▶ [Assignment]: Extract each line holding the word "thumbnail" from the entries.

▶ [Study material]:
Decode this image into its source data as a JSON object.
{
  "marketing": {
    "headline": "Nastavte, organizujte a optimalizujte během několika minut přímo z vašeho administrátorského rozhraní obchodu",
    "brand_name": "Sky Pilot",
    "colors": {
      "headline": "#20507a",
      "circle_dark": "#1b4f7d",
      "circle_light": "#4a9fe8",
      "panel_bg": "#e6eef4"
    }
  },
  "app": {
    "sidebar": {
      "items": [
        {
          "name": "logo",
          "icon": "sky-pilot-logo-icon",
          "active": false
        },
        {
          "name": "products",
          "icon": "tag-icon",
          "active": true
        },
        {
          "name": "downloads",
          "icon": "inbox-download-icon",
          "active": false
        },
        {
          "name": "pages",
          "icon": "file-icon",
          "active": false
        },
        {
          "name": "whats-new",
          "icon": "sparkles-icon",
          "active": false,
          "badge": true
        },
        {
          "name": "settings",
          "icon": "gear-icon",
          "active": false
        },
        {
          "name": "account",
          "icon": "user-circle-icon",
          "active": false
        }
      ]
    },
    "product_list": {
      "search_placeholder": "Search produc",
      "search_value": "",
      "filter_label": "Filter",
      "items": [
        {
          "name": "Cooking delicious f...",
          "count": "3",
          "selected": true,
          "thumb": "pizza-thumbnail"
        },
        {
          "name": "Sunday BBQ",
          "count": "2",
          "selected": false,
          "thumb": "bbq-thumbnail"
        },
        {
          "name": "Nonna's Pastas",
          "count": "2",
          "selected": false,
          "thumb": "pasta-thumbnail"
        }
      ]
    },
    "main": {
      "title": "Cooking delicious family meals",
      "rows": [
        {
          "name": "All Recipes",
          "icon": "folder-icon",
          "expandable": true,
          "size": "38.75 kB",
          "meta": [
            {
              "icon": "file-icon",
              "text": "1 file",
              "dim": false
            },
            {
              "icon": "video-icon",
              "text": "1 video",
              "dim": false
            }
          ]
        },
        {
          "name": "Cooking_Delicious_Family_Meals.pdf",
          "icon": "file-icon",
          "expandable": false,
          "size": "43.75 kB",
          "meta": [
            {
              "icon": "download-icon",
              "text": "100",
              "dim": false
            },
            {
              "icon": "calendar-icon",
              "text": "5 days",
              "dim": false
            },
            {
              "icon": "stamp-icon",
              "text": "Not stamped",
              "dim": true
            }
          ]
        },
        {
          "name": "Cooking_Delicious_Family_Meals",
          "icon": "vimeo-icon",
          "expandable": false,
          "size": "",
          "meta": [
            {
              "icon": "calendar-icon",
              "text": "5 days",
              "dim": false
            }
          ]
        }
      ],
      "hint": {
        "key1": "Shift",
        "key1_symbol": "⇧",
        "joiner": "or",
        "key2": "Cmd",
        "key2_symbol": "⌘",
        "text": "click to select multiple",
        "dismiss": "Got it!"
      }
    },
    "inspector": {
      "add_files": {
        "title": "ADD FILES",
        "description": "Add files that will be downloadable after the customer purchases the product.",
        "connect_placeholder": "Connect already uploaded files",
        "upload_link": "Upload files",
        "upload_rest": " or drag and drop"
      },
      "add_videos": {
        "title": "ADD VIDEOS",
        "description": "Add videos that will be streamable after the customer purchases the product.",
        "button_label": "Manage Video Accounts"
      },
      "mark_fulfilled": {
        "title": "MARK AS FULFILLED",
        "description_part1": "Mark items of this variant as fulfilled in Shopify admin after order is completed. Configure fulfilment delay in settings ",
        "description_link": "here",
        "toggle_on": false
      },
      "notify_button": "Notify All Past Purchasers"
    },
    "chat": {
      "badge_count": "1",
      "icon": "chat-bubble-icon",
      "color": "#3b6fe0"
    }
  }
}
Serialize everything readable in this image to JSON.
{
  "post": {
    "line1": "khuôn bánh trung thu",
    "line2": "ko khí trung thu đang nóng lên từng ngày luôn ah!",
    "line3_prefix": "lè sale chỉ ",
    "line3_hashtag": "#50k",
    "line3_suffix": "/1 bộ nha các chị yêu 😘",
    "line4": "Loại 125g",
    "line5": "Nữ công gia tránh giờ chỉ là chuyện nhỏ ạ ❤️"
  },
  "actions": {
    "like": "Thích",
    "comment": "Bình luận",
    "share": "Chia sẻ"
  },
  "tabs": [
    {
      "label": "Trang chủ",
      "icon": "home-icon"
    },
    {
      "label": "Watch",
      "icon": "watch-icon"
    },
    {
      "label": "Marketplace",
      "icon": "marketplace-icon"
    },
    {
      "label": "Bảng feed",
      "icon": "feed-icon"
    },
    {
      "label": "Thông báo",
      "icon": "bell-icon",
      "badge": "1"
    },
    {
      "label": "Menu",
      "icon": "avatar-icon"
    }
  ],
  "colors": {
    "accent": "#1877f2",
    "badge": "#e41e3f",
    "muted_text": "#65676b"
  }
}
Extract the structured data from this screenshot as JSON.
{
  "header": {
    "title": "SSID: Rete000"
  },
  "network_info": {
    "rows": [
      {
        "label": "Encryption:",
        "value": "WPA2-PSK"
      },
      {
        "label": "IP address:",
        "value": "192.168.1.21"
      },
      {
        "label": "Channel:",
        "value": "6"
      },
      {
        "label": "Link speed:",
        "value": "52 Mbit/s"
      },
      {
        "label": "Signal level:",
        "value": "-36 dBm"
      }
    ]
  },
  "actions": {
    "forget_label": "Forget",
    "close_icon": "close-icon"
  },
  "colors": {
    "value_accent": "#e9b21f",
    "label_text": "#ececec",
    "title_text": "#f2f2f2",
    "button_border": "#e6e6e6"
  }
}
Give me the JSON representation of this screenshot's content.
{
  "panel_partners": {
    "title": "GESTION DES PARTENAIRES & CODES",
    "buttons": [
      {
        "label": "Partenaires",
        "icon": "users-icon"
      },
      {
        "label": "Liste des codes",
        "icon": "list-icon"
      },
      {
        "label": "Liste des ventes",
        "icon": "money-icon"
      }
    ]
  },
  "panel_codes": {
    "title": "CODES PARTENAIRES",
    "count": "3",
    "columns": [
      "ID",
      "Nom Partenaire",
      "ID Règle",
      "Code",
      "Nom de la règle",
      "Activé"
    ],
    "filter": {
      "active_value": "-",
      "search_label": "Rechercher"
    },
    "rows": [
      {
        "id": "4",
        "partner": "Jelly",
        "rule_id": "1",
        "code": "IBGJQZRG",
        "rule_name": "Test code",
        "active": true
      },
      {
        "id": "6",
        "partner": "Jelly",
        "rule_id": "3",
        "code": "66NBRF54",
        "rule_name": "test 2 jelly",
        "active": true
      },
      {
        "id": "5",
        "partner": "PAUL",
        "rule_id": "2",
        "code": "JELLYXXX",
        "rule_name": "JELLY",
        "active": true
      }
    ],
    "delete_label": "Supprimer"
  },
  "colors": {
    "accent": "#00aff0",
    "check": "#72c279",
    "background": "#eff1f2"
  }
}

▶ [Written response]:
          "thumb": "pizza-thumbnail"
          "thumb": "bbq-thumbnail"
          "thumb": "pasta-thumbnail"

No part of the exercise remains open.